— Exercise directions —
Please copy each line in the records below that contains the string "boat".

— Available records —
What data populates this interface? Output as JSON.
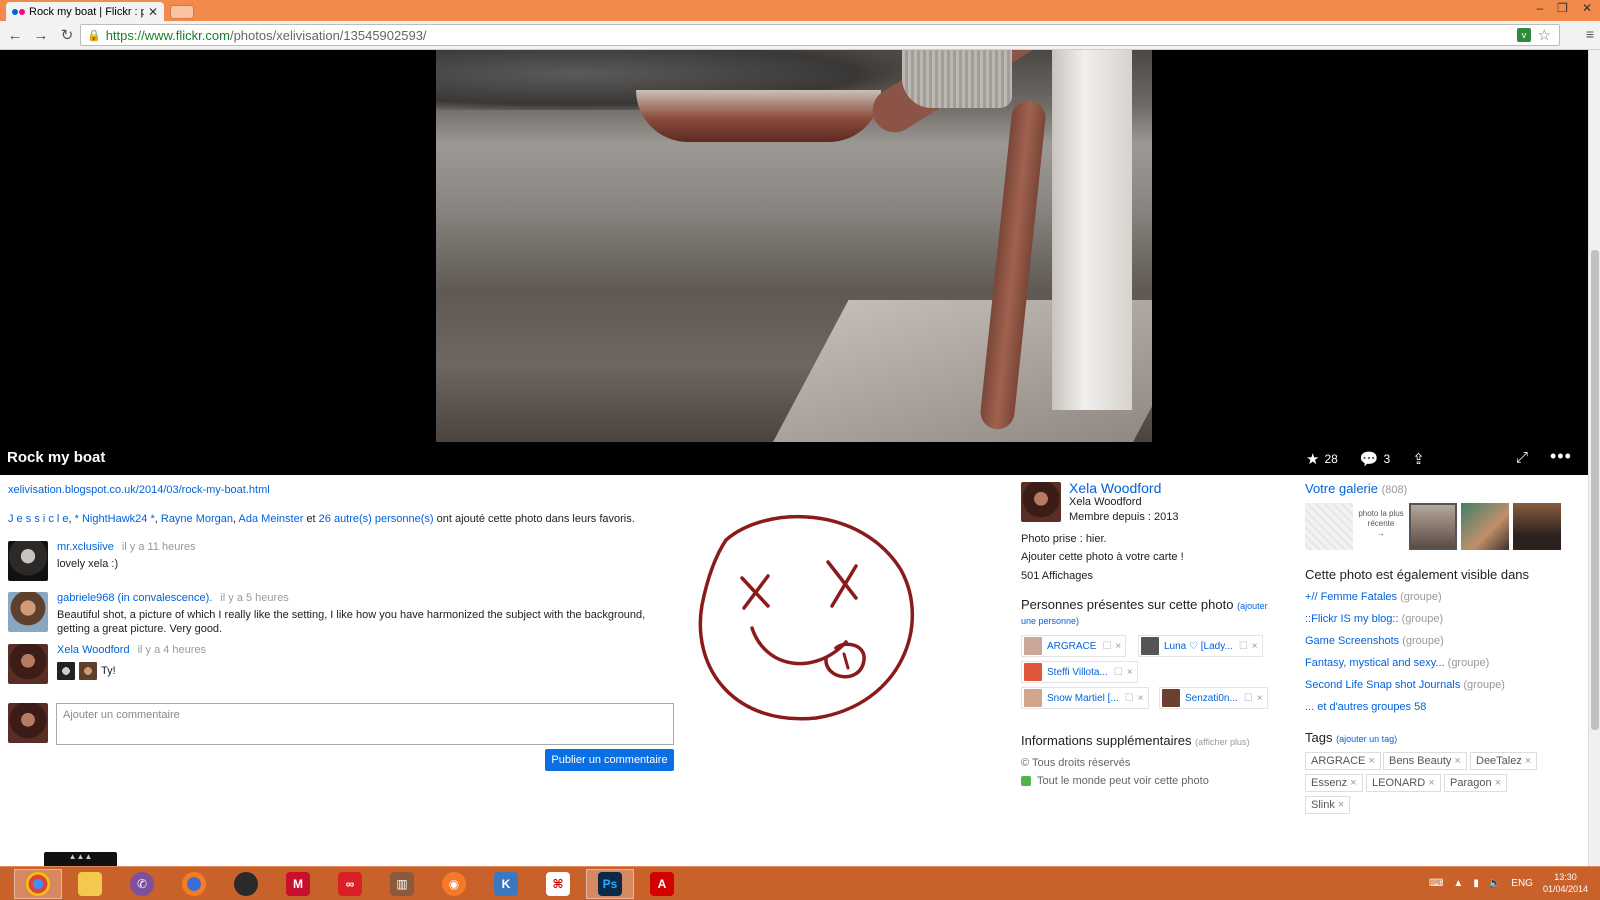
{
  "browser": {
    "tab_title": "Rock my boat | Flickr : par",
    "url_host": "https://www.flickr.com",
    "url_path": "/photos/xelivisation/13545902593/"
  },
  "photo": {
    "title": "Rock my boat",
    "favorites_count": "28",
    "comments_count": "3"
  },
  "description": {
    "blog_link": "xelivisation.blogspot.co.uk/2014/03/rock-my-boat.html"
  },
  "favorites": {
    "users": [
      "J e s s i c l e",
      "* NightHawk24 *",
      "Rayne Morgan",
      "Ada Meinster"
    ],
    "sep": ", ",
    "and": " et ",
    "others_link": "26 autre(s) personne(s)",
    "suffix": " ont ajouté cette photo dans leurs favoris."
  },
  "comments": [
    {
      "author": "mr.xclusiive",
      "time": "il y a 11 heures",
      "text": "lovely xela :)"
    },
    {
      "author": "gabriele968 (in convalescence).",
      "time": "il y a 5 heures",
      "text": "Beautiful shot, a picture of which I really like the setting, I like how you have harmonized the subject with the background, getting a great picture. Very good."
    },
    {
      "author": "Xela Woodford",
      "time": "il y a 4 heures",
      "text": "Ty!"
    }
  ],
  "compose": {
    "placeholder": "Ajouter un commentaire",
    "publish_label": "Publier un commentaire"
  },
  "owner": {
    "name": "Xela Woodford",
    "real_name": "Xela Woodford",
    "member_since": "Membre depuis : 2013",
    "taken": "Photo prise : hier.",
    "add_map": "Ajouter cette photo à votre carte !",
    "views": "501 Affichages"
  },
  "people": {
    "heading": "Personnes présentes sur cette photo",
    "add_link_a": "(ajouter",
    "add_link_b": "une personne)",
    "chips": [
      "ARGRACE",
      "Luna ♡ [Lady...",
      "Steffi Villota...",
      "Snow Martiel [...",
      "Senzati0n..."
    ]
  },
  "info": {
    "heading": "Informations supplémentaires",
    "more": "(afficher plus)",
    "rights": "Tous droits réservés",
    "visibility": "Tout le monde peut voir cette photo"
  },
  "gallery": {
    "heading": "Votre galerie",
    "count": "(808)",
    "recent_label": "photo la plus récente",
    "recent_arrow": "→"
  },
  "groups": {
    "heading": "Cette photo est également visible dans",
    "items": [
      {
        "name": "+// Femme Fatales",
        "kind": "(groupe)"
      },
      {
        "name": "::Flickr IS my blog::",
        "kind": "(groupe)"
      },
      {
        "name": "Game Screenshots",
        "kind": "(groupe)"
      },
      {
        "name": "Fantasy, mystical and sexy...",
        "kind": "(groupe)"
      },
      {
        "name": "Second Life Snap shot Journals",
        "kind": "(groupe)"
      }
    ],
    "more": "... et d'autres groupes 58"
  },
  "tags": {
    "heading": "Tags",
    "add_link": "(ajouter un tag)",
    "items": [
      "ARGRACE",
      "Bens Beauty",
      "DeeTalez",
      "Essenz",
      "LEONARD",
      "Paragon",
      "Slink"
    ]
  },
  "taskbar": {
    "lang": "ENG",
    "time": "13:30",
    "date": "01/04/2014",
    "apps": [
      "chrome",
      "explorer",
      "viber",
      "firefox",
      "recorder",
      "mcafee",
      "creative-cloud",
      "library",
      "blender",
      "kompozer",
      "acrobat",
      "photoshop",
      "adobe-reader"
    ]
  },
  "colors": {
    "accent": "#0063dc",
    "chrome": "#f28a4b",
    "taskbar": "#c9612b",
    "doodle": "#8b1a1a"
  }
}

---

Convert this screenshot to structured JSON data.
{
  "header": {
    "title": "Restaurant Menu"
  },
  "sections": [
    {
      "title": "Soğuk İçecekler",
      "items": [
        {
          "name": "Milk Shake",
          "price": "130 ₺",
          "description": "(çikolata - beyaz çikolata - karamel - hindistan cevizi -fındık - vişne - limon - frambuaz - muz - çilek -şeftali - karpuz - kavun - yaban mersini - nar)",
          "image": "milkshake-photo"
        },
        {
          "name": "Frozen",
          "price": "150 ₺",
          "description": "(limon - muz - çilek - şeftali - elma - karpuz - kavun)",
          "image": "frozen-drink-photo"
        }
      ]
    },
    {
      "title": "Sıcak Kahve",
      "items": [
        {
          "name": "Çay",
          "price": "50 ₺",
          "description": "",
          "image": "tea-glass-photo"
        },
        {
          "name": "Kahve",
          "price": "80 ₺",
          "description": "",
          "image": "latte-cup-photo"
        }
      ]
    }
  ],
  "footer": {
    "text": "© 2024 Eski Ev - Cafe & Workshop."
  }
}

— Exercise solution —
    "tab_title": "Rock my boat | Flickr : par",
    "title": "Rock my boat",
    "blog_link": "xelivisation.blogspot.co.uk/2014/03/rock-my-boat.html"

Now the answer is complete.